Prevent Heart Disease with these Tips
Prevention of heart disease is within everyone’s power. Whether you’re 22 or 82, there are seven things you can do to enhance your heart health! You’re never too old to start working out.
● Be sure to follow a heart-healthy eating plan.
Preventing heart disease begins with a healthy diet. Minerals and nutrients are essential to the health of your heart. Whole grains and lean meats, such as skinless chicken and fish, should be on your plate at all times.
Try to eat at least two servings of oily fish, such as salmon or tuna per week. Omega-3 fatty acids, vitamins A and D, and other heart-healthy nutrients abound in this fish.
● Avoid eating foods that are high in fat, sugar, and salt.
Even more essential than what you put into your body when it comes to heart health is what you leave out. Reduce your intake of saturated fats and trans fats to help keep your heart healthy.
Use fresh herbs and spices instead of salt to enhance the taste of your cuisine. Limit your consumption of red meat and choose lean cuts when you do consume it. Try to include some vegetarian or vegan options in your weekly menu.
● 3 days a week of vigorous physical activity
Preventing heart disease by being active is an important part of a healthy lifestyle that should be followed seven days a week. Every week, the American Heart Association advises 2.5 hours of moderate activity, such as a brisk walk, or 1.25 hours of intense exercise, such as running or bicycling.
Strength training should be done at least twice a week. If it’s been a while since you’ve exercised regularly, it’s best to begin softly and work your way up to more strenuous activities. Children should engage in physical exercise for 60 minutes daily at the very least, according to the American Heart Association.
● Keep up with regular medical checkups
Even if you’re in good health, you need to visit a doctor on a regular basis if you want to offer your heart the best possible treatment. We keep an eye on things like your blood pressure, heart rate, and cholesterol levels at regular medical checkups, known as well visits.
If you have any of these risk factors, your doctor can intervene before you suffer a heart attack or stroke, which are generally the first symptoms of heart disease.
● Stop using tobacco products (and avoid secondhand smoke)
It’s never too late to kick the habit. Have a chat with your doctor about quitting methods right now. By giving up smoking, you not only lessen your chance of a heart attack or a stroke, but you also lower your blood pressure and heart rate, both of which increase your risk of cardiovascular illness.

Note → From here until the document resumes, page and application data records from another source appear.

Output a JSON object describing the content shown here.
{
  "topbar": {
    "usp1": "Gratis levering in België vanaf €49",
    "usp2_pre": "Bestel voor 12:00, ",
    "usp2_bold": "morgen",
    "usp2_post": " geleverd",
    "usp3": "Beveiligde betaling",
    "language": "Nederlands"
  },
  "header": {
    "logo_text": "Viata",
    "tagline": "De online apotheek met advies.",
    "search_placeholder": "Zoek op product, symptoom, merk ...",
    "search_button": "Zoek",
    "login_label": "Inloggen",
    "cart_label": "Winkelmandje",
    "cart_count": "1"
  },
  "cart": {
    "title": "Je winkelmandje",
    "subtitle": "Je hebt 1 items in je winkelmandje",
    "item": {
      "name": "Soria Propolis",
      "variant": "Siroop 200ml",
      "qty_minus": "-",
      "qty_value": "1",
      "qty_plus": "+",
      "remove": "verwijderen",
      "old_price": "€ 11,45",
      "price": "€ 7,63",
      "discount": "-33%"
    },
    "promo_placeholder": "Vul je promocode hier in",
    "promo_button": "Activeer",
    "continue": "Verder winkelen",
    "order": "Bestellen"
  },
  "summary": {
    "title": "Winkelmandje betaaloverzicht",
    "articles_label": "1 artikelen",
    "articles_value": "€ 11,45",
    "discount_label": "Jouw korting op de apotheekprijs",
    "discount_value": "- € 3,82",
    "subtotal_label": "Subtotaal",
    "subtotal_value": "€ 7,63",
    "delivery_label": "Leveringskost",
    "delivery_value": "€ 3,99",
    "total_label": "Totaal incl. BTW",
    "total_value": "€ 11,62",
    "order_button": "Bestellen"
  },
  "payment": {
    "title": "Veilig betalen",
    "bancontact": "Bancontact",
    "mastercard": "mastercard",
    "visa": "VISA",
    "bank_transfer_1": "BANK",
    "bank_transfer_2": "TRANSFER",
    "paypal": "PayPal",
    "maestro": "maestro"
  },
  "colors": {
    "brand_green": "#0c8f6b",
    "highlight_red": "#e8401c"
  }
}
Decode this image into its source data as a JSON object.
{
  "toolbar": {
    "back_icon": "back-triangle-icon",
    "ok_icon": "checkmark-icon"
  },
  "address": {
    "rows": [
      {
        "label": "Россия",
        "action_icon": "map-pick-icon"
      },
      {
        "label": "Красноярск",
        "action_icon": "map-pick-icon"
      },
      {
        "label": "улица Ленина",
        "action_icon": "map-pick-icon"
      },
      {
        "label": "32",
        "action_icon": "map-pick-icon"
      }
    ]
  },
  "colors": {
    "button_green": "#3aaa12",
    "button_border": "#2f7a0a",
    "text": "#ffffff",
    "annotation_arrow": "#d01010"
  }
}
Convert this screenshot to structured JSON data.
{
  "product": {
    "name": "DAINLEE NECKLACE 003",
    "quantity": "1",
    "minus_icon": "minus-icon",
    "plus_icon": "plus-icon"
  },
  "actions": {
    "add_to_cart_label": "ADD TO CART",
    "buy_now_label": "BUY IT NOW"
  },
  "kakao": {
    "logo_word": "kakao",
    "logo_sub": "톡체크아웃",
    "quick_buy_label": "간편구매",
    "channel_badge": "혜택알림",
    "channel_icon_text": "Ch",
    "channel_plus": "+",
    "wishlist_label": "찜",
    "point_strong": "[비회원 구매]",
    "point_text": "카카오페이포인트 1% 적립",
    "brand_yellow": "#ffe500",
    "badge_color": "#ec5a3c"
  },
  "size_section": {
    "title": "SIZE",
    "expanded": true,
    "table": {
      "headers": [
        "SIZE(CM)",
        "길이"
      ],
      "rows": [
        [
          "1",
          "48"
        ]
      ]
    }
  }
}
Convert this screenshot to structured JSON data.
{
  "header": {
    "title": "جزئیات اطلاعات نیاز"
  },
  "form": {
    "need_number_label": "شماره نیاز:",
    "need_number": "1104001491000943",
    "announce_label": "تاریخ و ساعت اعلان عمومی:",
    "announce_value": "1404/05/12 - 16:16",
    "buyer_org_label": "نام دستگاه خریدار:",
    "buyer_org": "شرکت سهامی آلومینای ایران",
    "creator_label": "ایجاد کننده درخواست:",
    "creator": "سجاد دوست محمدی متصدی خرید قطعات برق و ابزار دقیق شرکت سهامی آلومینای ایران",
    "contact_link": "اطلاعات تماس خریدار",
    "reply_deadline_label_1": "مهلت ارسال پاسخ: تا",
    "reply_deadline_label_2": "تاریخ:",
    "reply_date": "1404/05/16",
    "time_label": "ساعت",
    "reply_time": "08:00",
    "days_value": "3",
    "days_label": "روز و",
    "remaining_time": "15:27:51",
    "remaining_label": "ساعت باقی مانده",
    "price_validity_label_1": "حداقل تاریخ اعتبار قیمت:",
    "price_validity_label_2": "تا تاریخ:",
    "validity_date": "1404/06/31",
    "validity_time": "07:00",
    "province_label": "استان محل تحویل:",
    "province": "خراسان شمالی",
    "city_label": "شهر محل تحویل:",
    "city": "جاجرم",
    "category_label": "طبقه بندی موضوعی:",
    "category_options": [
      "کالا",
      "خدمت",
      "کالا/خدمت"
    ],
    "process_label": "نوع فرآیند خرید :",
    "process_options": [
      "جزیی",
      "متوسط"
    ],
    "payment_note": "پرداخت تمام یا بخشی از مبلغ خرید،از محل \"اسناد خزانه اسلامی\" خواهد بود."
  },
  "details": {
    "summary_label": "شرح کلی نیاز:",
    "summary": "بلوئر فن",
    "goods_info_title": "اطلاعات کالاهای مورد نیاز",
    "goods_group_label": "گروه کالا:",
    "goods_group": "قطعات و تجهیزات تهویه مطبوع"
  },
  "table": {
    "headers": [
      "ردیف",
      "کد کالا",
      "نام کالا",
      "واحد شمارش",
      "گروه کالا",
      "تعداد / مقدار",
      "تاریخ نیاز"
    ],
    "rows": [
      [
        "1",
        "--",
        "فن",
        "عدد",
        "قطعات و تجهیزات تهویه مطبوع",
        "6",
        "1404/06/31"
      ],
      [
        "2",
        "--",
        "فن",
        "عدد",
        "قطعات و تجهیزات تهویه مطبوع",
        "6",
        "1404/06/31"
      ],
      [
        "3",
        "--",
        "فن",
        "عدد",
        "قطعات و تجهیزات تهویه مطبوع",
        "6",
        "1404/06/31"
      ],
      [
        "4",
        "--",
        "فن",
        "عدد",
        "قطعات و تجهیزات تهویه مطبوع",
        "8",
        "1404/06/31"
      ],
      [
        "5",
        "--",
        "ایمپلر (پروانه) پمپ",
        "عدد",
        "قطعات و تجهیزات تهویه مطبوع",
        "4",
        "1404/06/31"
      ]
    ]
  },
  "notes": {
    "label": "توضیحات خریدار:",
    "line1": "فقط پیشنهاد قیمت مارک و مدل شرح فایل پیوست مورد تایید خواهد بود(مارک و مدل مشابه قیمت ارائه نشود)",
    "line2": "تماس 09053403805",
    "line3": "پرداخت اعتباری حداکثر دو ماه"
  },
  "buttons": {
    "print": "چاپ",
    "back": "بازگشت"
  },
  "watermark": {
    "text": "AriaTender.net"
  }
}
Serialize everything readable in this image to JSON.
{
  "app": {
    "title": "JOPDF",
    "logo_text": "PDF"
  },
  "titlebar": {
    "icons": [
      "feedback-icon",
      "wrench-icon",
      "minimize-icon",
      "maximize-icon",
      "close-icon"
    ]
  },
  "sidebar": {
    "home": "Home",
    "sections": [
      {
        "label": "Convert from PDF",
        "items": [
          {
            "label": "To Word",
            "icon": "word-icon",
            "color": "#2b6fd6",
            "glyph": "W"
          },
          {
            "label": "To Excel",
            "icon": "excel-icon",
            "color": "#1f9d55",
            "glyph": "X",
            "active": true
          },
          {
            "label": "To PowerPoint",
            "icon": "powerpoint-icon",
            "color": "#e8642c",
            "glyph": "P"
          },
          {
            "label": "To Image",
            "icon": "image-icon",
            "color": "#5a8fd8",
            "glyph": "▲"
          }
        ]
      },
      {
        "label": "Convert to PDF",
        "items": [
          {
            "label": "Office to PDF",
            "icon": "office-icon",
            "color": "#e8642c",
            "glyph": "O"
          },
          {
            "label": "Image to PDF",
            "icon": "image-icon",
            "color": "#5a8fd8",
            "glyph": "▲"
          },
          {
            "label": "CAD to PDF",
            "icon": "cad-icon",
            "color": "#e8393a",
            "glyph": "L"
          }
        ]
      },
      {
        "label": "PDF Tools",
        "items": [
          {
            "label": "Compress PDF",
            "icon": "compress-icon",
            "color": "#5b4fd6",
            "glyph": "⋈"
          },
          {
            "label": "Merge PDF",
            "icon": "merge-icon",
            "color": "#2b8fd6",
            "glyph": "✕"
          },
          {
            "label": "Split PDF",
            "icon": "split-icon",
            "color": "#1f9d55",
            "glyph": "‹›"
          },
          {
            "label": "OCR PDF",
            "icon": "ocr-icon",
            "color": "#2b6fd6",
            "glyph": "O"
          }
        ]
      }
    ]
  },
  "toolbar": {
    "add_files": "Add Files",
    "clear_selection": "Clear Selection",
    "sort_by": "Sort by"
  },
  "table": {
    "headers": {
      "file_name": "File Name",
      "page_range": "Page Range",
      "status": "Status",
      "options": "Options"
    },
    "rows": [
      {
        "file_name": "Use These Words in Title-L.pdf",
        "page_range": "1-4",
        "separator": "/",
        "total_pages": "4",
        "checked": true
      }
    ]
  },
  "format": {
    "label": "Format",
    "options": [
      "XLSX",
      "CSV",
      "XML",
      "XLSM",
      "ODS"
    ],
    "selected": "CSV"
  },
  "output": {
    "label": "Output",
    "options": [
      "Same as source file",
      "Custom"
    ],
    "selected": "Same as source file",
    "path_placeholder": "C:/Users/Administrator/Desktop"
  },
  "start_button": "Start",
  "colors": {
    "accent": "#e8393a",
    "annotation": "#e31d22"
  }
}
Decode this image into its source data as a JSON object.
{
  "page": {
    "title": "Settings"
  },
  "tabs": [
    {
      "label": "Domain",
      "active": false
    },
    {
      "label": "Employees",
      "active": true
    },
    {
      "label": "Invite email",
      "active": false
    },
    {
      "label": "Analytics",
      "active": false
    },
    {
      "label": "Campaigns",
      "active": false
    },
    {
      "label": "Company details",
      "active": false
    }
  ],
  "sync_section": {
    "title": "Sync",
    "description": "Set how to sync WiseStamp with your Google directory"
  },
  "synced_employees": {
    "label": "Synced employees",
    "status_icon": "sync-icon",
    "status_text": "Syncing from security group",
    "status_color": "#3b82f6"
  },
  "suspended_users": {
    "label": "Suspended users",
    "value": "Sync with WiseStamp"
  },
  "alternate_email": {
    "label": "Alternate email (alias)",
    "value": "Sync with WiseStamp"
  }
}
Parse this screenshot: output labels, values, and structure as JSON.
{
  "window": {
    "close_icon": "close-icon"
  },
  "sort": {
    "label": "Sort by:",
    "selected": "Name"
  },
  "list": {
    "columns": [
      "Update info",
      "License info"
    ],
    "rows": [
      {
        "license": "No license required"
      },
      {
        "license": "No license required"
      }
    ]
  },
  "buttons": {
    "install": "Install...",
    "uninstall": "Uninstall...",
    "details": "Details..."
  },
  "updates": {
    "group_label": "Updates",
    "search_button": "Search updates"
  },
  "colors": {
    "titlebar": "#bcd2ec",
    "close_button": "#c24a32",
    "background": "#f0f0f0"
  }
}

Those who live or work with smokers should avoid being in the same room as them at all times. Regular exposure to secondhand smoking raises the risk of heart disease by 30 percent.
● Learn to de-stress yourself.
Stress increases your heart rate and blood pressure, which may lead to arterial damage if it continues for an extended length of time. Regain control of your life by learning to relax and de-stress. Medication and volunteering, as well as yoga and walks in the park or woods, have all been proved to aid in stress reduction. Unplug and relax every day and remember to be thankful for the good things in your life.
● Be familiar with your ancestry.
The history of heart disease in your family might assist you and your doctor determine the likelihood of you having the condition. If you have a parent or sibling who has the illness, your risk is significantly greater, making it even more vital to maintain a healthy weight and lead a healthy lifestyle.
There is a 24-hours service for cardiac surgery consultants and cardiac anaesthesia consultants at Pushpanjali hospital. There are three fully operational operating suites equipped with LF-air conditioning, shadowless operating lights, electronic cardiac tables, a heart lungs machine, infusion pumps and multi-channel monitors, defibrillators, and advanced micro vascular instruments that guarantee the best possible cardiac surgical treatment for the patient with international standards.
In a 20-beds critical care unit (near the operating rooms) staffed 24 hours a day by carefully trained nurses, each patient receives one-on-one nursing care. A specialised team of anesthesiologists and residents is in charge of the Intensive Care Unit.
Provided Amenities and Services
● Intervention for Varicose Vein
● Endovascular Therapy
● Treatment for Peripheral Artery Diseases
● Arteriovenous Fistula
● Vein Graft Procedures for Dialysis.
● Surgery on the Carotid Artery
● Aneurysm of the Aorta